You (and 4 billion other people) may have heard him play during the opening ceremony of the 2008 Beijing Olympics, seen his name on Time magazine’s list of the world’s most influential people, or checked him out when he made People’s list of the sexiest men. Chinese pianist Lang Lang is the closest thing the world has today to a classical piano matinee idol. Just ask the folks in Cincinnati, whose huge Music Hall has someone in each of its 3,417 seats when Lang Lang plays.
“It’s amazing how energized the crowd is as they’re coming in. There’s so much buzz in the air. And he just delivers every time,” says Chris Pinelo, vice president of communications of the Cincinnati Symphony Orchestra, where Lang Lang has been serving as creative director for the 2011–’12 season Ascent Series. “There’s a lot of movement through his entire body, and you can tell he’s pouring his heart and soul into that performance. People respond to that.”
On May 17, Lang Lang returns to the Knight Concert Hall at The Adrienne Arsht Center for the Performing Arts—a stage he graced to rave reviews in 2010. He’ll play music of J.S. Bach (the Partita No. 1 in B-flat major), the huge final sonata (in B-flat major) of Franz Schubert, and the 12 études (or studies) in the Opus 25 collection of Frédéric Chopin.

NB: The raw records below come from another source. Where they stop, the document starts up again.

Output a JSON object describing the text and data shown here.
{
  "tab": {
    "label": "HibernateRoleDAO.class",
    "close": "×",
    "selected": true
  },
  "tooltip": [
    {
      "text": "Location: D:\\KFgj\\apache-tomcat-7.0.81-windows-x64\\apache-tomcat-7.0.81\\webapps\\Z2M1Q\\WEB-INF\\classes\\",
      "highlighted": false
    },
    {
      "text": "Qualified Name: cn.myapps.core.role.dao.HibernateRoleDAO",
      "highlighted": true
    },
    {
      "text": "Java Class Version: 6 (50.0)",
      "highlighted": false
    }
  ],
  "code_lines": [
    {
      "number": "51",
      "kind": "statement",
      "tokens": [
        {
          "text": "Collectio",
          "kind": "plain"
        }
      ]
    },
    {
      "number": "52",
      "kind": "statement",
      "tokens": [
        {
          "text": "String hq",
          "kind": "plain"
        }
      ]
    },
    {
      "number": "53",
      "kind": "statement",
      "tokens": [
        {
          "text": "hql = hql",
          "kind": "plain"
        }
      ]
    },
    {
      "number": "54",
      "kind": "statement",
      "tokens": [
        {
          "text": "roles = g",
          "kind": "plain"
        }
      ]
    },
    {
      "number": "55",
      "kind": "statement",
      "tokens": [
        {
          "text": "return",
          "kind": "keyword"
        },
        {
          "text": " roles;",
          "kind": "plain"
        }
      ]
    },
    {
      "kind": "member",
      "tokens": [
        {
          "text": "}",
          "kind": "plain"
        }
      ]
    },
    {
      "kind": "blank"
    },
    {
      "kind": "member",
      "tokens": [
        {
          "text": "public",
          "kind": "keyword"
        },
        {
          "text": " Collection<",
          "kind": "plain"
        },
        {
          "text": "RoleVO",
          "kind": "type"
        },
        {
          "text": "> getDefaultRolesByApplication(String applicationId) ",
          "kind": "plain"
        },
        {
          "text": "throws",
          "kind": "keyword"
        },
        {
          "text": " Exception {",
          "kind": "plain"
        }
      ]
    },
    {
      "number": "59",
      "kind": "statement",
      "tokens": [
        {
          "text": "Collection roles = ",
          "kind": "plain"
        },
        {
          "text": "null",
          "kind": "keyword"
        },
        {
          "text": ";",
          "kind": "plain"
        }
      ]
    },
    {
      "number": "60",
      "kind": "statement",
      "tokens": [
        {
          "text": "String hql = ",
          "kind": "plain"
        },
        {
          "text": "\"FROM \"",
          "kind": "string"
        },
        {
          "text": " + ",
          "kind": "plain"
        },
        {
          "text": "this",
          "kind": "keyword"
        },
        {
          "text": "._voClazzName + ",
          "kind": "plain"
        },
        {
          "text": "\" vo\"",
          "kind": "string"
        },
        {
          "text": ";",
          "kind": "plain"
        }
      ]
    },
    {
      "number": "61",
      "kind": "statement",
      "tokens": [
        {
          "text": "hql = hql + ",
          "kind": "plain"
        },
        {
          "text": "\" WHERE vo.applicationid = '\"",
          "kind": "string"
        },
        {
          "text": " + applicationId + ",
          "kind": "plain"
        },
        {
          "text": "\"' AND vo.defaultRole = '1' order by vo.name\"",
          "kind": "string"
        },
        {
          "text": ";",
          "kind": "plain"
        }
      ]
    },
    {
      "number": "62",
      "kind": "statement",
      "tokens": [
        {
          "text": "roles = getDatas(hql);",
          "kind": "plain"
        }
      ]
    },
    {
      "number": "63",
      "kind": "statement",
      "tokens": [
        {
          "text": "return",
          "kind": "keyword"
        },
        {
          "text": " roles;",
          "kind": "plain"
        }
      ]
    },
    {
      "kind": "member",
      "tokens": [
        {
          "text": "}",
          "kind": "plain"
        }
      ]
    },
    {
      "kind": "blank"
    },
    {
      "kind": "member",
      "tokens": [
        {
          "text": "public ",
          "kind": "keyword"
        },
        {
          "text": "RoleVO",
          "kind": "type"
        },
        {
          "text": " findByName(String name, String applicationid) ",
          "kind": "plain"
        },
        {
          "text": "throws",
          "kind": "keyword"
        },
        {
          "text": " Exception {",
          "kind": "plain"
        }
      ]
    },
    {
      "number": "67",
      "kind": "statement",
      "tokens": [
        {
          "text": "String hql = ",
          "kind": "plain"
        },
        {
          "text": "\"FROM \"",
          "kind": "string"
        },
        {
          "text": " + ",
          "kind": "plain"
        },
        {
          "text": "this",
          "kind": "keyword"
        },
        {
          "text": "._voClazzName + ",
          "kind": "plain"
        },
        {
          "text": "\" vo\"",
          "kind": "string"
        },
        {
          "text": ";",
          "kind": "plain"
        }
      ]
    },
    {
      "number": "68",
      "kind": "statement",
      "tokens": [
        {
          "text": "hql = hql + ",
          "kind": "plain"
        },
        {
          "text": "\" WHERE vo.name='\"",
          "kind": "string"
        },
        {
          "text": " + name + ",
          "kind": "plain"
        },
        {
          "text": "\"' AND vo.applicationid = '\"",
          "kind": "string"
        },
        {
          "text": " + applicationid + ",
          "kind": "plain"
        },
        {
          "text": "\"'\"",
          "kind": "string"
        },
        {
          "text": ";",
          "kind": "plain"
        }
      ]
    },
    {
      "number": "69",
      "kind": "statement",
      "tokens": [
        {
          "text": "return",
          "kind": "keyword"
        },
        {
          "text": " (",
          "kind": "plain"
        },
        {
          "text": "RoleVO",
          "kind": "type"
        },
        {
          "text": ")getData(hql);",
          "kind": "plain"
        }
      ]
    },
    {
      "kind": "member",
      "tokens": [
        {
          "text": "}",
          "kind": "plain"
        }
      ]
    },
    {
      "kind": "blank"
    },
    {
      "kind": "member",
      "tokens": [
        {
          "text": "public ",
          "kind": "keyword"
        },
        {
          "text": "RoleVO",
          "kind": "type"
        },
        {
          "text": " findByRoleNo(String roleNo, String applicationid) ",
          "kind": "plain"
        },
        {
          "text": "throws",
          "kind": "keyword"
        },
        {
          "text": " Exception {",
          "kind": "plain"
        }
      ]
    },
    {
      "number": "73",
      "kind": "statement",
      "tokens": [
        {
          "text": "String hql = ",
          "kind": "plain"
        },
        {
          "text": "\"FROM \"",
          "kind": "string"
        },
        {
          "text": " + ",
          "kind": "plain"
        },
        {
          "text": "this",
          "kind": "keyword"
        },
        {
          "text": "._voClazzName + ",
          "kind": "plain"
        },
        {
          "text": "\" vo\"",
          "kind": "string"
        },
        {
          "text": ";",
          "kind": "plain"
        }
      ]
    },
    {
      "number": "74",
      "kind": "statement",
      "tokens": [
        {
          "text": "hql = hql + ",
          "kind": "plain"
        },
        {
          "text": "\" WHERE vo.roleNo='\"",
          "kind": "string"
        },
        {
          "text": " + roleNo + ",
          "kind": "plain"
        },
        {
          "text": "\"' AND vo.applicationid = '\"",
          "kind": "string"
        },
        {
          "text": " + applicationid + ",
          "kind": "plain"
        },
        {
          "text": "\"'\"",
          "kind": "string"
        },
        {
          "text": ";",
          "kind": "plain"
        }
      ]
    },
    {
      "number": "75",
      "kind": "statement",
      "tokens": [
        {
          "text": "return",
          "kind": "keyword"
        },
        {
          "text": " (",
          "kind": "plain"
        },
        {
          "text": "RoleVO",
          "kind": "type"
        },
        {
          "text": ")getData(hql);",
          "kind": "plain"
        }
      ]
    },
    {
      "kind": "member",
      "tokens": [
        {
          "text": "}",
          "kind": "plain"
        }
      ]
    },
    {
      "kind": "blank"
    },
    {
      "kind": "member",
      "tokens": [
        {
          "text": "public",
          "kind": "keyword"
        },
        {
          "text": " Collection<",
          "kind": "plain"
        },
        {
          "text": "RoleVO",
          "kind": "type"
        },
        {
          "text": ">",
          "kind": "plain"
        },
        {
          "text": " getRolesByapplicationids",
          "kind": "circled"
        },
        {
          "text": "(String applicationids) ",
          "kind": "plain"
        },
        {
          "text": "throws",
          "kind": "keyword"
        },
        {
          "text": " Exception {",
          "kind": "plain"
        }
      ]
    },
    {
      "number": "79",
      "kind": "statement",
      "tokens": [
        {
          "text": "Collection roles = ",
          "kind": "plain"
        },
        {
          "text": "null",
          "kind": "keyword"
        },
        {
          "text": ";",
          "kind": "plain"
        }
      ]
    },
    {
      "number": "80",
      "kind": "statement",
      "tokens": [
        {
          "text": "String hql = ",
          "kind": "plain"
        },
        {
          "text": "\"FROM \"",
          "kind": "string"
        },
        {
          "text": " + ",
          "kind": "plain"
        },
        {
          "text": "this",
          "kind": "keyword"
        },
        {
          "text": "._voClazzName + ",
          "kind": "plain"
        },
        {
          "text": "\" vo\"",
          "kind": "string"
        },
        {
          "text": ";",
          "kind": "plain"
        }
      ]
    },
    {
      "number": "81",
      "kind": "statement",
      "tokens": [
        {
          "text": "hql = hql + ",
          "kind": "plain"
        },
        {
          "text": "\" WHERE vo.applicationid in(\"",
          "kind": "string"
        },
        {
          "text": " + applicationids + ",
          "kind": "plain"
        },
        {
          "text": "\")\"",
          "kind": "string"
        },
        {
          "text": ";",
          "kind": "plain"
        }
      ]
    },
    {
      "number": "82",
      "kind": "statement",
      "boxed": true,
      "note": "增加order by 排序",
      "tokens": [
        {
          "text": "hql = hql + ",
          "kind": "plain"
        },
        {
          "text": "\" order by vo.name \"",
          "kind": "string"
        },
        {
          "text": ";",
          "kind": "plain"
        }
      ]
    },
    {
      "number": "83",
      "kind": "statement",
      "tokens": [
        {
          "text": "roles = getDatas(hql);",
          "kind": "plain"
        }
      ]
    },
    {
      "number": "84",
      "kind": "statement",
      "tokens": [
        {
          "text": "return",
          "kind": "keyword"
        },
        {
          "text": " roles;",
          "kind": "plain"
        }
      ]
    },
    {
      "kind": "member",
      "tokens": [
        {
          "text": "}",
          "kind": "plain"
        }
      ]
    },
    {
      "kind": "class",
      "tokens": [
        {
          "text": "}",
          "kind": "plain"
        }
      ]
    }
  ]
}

It’s a serious, weighty program for a career that’s come a long way from Lang Lang’s prodigy days in Shenyang in northeastern China, where he began playing the piano at age three and won his first competition at five. In his autobiography, Journey of a Thousand Miles: My Story, Lang Lang recounts the sometimes- harrowing pressure from his father to “be Number One,” which led to rocky confrontations between the two. Not that Lang Lang is complaining now. “Being strict doesn’t mean there is no inner warmth,” he says. “My father helped and supported me a lot when I was a child, in study and everyday life. I play the piano because I like music and had my own motivation to practice. It is useless to push if a child doesn’t have any interest in music.” An energetic participant in good works (he’s a Unicef goodwill ambassador; earthquake relief) and educational outreach, he opened the first Lang Lang Music World school in Shenzhen, China, earlier this year. He hopes this effort will “enlarge the population of classical music learners and listeners in the next generation.”
Lang Lang turns 30 on June 14, but “I don’t even have time to look back!” he says. Now based in New York, he pursues a very busy life doing the thing he loves most, in which one constant remains: “The passion and drive to play the piano have never changed.” Lang Lang performs at 8 PM Thursday, May 17, at the Knight Concert Hall in Miami. Tickets range from $50–$125. Call 305-949-6722